(Data about app and page elements)
◆ ◆ ◆ ◆ ◆ ◆ ◆

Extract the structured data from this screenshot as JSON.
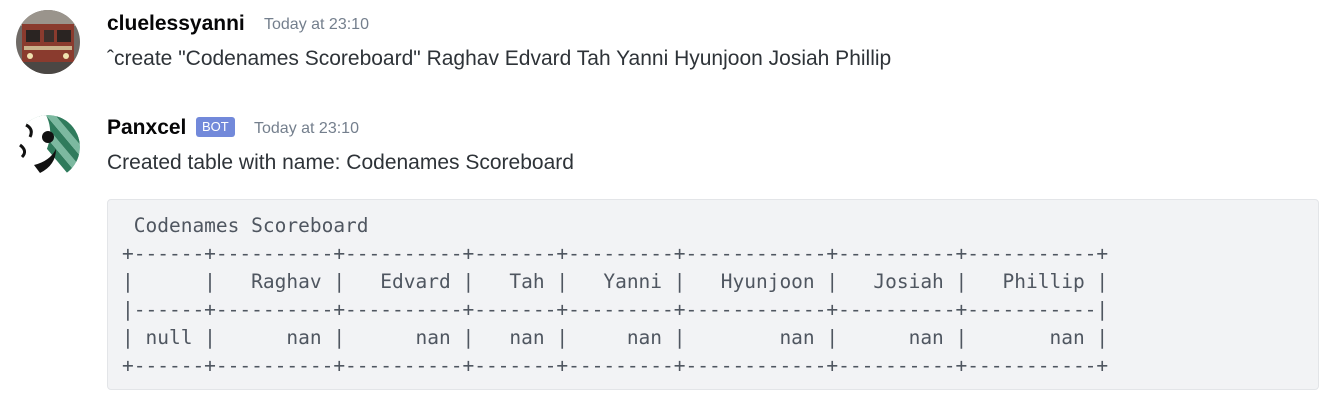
{
  "messages": [
    {
      "author": "cluelessyanni",
      "timestamp": "Today at 23:10",
      "text": "ˆcreate \"Codenames Scoreboard\" Raghav Edvard Tah Yanni Hyunjoon Josiah Phillip",
      "avatar": "train-photo-avatar"
    },
    {
      "author": "Panxcel",
      "badge": "BOT",
      "timestamp": "Today at 23:10",
      "text": "Created table with name: Codenames Scoreboard",
      "avatar": "bot-stripes-avatar",
      "code_block": " Codenames Scoreboard\n+------+----------+----------+-------+---------+------------+----------+-----------+\n|      |   Raghav |   Edvard |   Tah |   Yanni |   Hyunjoon |   Josiah |   Phillip |\n|------+----------+----------+-------+---------+------------+----------+-----------|\n| null |      nan |      nan |   nan |     nan |        nan |      nan |       nan |\n+------+----------+----------+-------+---------+------------+----------+-----------+"
    }
  ],
  "colors": {
    "bot_badge": "#7289da",
    "timestamp": "#747f8d",
    "code_bg": "#f2f3f5"
  }
}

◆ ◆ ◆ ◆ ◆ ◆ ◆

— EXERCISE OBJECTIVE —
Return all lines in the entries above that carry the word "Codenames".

— RESULT OF THE TASK —
      "text": "ˆcreate \"Codenames Scoreboard\" Raghav Edvard Tah Yanni Hyunjoon Josiah Phillip",
      "text": "Created table with name: Codenames Scoreboard",
      "code_block": " Codenames Scoreboard\n+------+----------+----------+-------+---------+------------+----------+-----------+\n|      |   Raghav |   Edvard |   Tah |   Yanni |   Hyunjoon |   Josiah |   Phillip |\n|------+----------+----------+-------+---------+------------+----------+-----------|\n| null |      nan |      nan |   nan |     nan |        nan |      nan |       nan |\n+------+----------+----------+-------+---------+------------+----------+-----------+"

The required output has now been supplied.